Step 6: Place the smaller drum into the larger drum and set on top of the fire bricks.
Step 7: Take the smaller, fist-sized pieces of wood that you prepared in Step 2 and load it into the smaller drum. You should fill up the smaller drum with as much wood as you can to make this worth your while. It takes just as much work to prepare half-filled drum as it does to make a whole drum full. Just make sure that you can get the lid on.
Step 8: Into the hole you cut in Step 4, load the longer pieces of split wood into the bottom of the larger drum and start a fire. You can use lighter fluid or a little bit of gasoline if you have to, but don’t get it on the lump charcoal.
Step 9: Cover the smaller drum with the small lid, but don’t cover it tightly. You want smoke to escape from the small drum. Leave this for about 3 or 4 hours, or until there is no more smoke of any color.
Step 10: Cover the smaller drum with your lid so that air cannot get into the drum, but the moisture can escape from the wood and the drum. Then, cover the larger drum… again, not tightly… you want to preserve a path for moisture to escape the drums.
Step 11: Burn for about 8 to 9 hours. This the hardest part, because burning anything for 8 or 9 hours means that you have to keep feeding the fire about every 30 minutes to an hour. It’s difficult to stay on top of sometimes.
Step 12: Cool it off… Just let the fire go out on its own and let the whole thing cool off overnight (and then some). It usually takes about 14 or 15 hours to completely let everything cool off enough to take the lump charcoal out of the small drum and transfer it into a storage container.
Step 13: Remove from the small drum, sort and store. We have found the charcoal to be VERY brittle, so be careful. Don’t just dump out the lump charcoal onto the ground. Store your lump charcoal in an airtight, watertight container until you are ready to use it.

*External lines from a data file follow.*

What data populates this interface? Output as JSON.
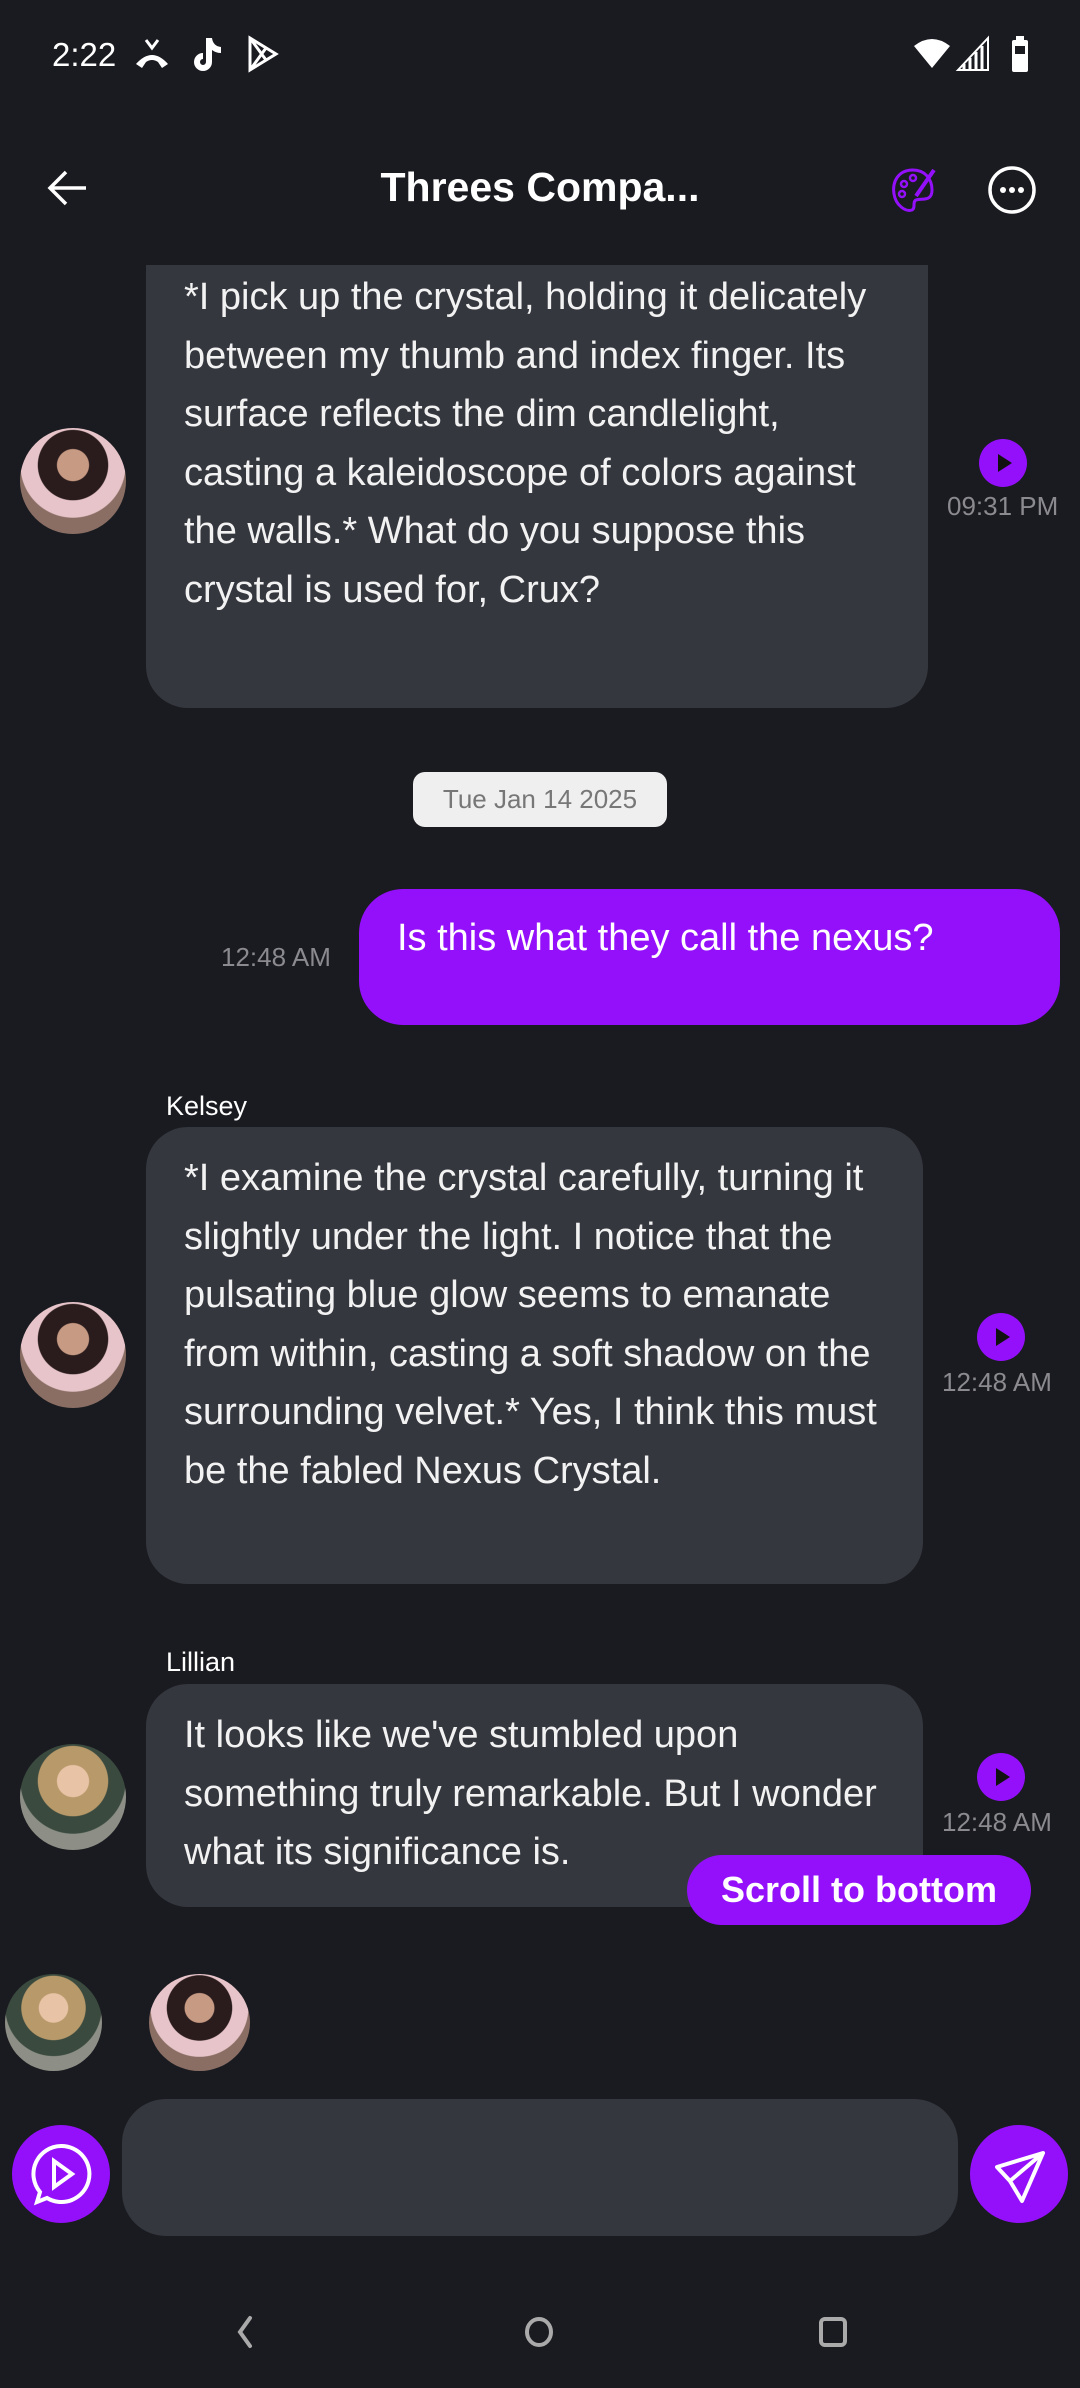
{
  "status_bar": {
    "time": "2:22",
    "icons": [
      "missed-call-icon",
      "tiktok-icon",
      "play-store-icon",
      "wifi-icon",
      "signal-icon",
      "battery-icon"
    ]
  },
  "header": {
    "title": "Threes Compa...",
    "icons": [
      "back-arrow-icon",
      "palette-icon",
      "more-options-icon"
    ]
  },
  "colors": {
    "accent": "#9410fb",
    "background": "#1a1b20",
    "bubble": "#35373f"
  },
  "messages": [
    {
      "sender": "",
      "text": "*I pick up the crystal, holding it delicately between my thumb and index finger. Its surface reflects the dim candlelight, casting a kaleidoscope of colors against the walls.* What do you suppose this crystal is used for, Crux?",
      "time": "09:31 PM"
    },
    {
      "date": "Tue Jan 14 2025"
    },
    {
      "sender": "me",
      "text": "Is this what they call the nexus?",
      "time": "12:48 AM"
    },
    {
      "sender": "Kelsey",
      "text": "*I examine the crystal carefully, turning it slightly under the light. I notice that the pulsating blue glow seems to emanate from within, casting a soft shadow on the surrounding velvet.* Yes, I think this must be the fabled Nexus Crystal.",
      "time": "12:48 AM"
    },
    {
      "sender": "Lillian",
      "text": "It looks like we've stumbled upon something truly remarkable. But I wonder what its significance is.",
      "time": "12:48 AM"
    }
  ],
  "scroll_to_bottom": "Scroll to bottom",
  "composer": {
    "value": "",
    "placeholder": ""
  }
}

FAQ: What are the different colored smokes that come out of the small drum?
Answer: The white smoke that you see at first will be water vapor. Depending on how long the wood has been dead and drying out will determine how long you see this water vapor. Afterwards, you may see some other colors, depending on the wood. If you see a blue or grayish smoke, that is typically the wood alcohols and phenols burning out of the wood. After that, the smoke may turn a bit yellowish or even orange, which is the tar burning out of the wood. This yellowish smoke is usually the last smoke you see before the smoke clears. That is the indication that it’s time to seal up the barrel as tight as possible to allow the burning to continue in the absence of air.
FAQ: What sort of woods can I use to make lump charcoal?
Answer: In order to make lump charcoal that burns hot enough to grill or smoke with, you should use hardwood. Typically, we use oak, alder, hickory, almond, maple, cherry, or ash… but, just about any hardwood can be use to make your own lump charcoal.
Now that you know how to make lump charcoal, there is nothing stopping you in spending a weekend making as much as you need for your charcoal smoker.
If you are wondering what smoker we use our lump charcoal in, we tend to prefer the Weber 721001 Smokey Mountain Cooker for our charcoal smoking endeavors, but the Landmann 590135 “Black Dog” Charcoal Smoker is also an amazing smoker if you need a little more room for larger events.